The KFF analysis compares and contrasts various levels (bronze, silver and gold) of the ACA across the 50 States and the District of Columbia. The authors will continue to update this report as additional States release or update their reviews. It is likely that the information will change over the remainder of 2018.
The authors note:
“The second lowest-cost silver plan serves as the benchmark for premium tax credits (which subsidize premiums for low and modest income exchange enrollees) and is the only plan that offers reduced cost sharing for lower-income enrollees. About 63% of marketplace enrollees are in silver plans this year, and 29% are enrolled in bronze plans.”
The insurers that participate in the various States are mostly taking into account the repeal of the individual mandate (associated with the tax cut in December 2017) that goes into effect this coming year.
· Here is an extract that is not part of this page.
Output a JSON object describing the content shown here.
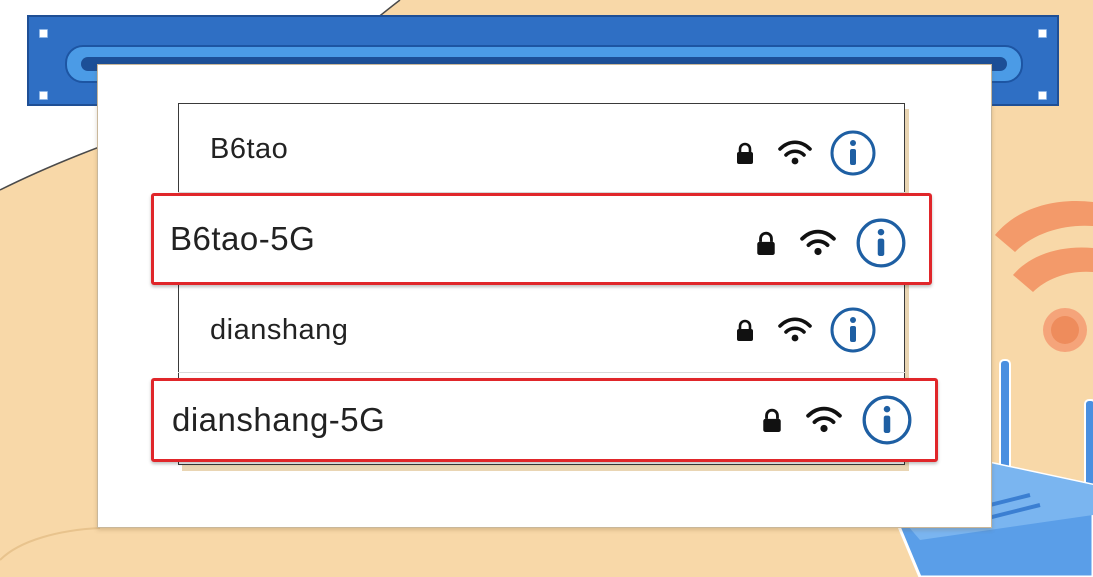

It is also anticipated that there will be an increase in non-compliant, short-term, limited duration health plan (STDL). Without the penalty, it is expected that relatively healthy individuals will leave the regulated insurance marketplace and thereby cause an increase in the 2019 premiums. It is unsure if all the providers have fully included this information in their 2019 estimates.
The authors also include:
“Additionally, the Trump administration decision to stop making cost-sharing reduction payments to insurers had an upward effect on 2018 premiums, but some insurers may adjust premiums in 2019 up or down if their 2018 adjustments proved to be inaccurate. Some insurers may be changing which plans are subject to increased premiums to compensate for the loss of cost-sharing reduction payments. In 2018 many insurers increased premiums just on silver marketplace plans – which are the only plans in which consumers can receive cost-sharing reductions — but a small number of states directed insurers to increase individual market premiums across the board.”
How was the data collected?
The authors collected data from health insure filings to the various States released by the State’s Insurance Departments. The submissions were public and available for the States they investigated. The data focuses on major cities and larger communities where insurance providers participate. Some of the plans may not be available in all cities or counties within the individual rating areas. Rating areas are defined as groups of adjacent counties and the analysis chose a represented sample within each area.
As always, if you have any questions or comments with what this means for your business, please contact us.